Because Tesla had willpower, persevered, and was a visionary, he could accomplish his goals for himself and the world. By accomplishing these goals, although becoming unappreciated, he made the world a brighter place both literally and figuratively. Because Tesla had willpower, he had the drive to continue his work and end his obsessive habits. By persevering, he was able to change the way electricity ran with his alternating current motor which used forces of nature that hadn’t been discovered yet. And with his uncanny ability to envision anything he wanted in his head with exact precision was incredibly useful in making sure that none of his work was copied or lost. In researching the life of Nikola Tesla, I have been inspired by his ability to get back up when knocked down. So many times he was pushed away because his designs were too costly, too risky, or too complicated, but no matter what he always reached his goal in the end. Without Tesla’s influence in the electrical world, the twenty-first century wouldn’t be as bright as it is today.
Munson, Richard. Tesla: Inventor of the Modern.
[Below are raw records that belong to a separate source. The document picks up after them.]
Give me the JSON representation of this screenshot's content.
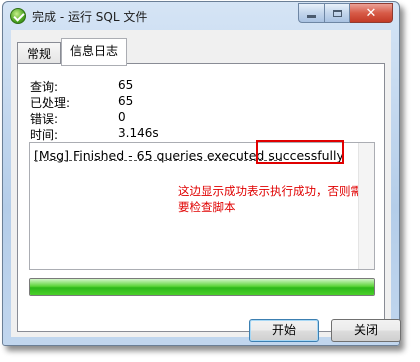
{
  "window": {
    "title": "完成 - 运行 SQL 文件"
  },
  "tabs": [
    {
      "label": "常规"
    },
    {
      "label": "信息日志"
    }
  ],
  "stats": [
    {
      "label": "查询:",
      "value": "65"
    },
    {
      "label": "已处理:",
      "value": "65"
    },
    {
      "label": "错误:",
      "value": "0"
    },
    {
      "label": "时间:",
      "value": "3.146s"
    }
  ],
  "log": {
    "line": "[Msg] Finished - 65 queries executed successfully",
    "separator": "------------------------------------------------------"
  },
  "annotation": "这边显示成功表示执行成功，否则需要检查脚本",
  "progress": {
    "fraction": 1.0,
    "color": "#2eb81a"
  },
  "buttons": {
    "start": "开始",
    "close": "关闭"
  },
  "colors": {
    "annotation": "#e00000"
  }
}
W.W. Norton & Amp; Company, 2019.
Nikola Tesla Article: “Nikola Tesla.” Britannica School, Encyclopædia Britannica, 20 Mar. 2017. school.eb.com/levels/middle/article/Nikola-Tesla/71814#. Accessed 14 Apr. 2020Read More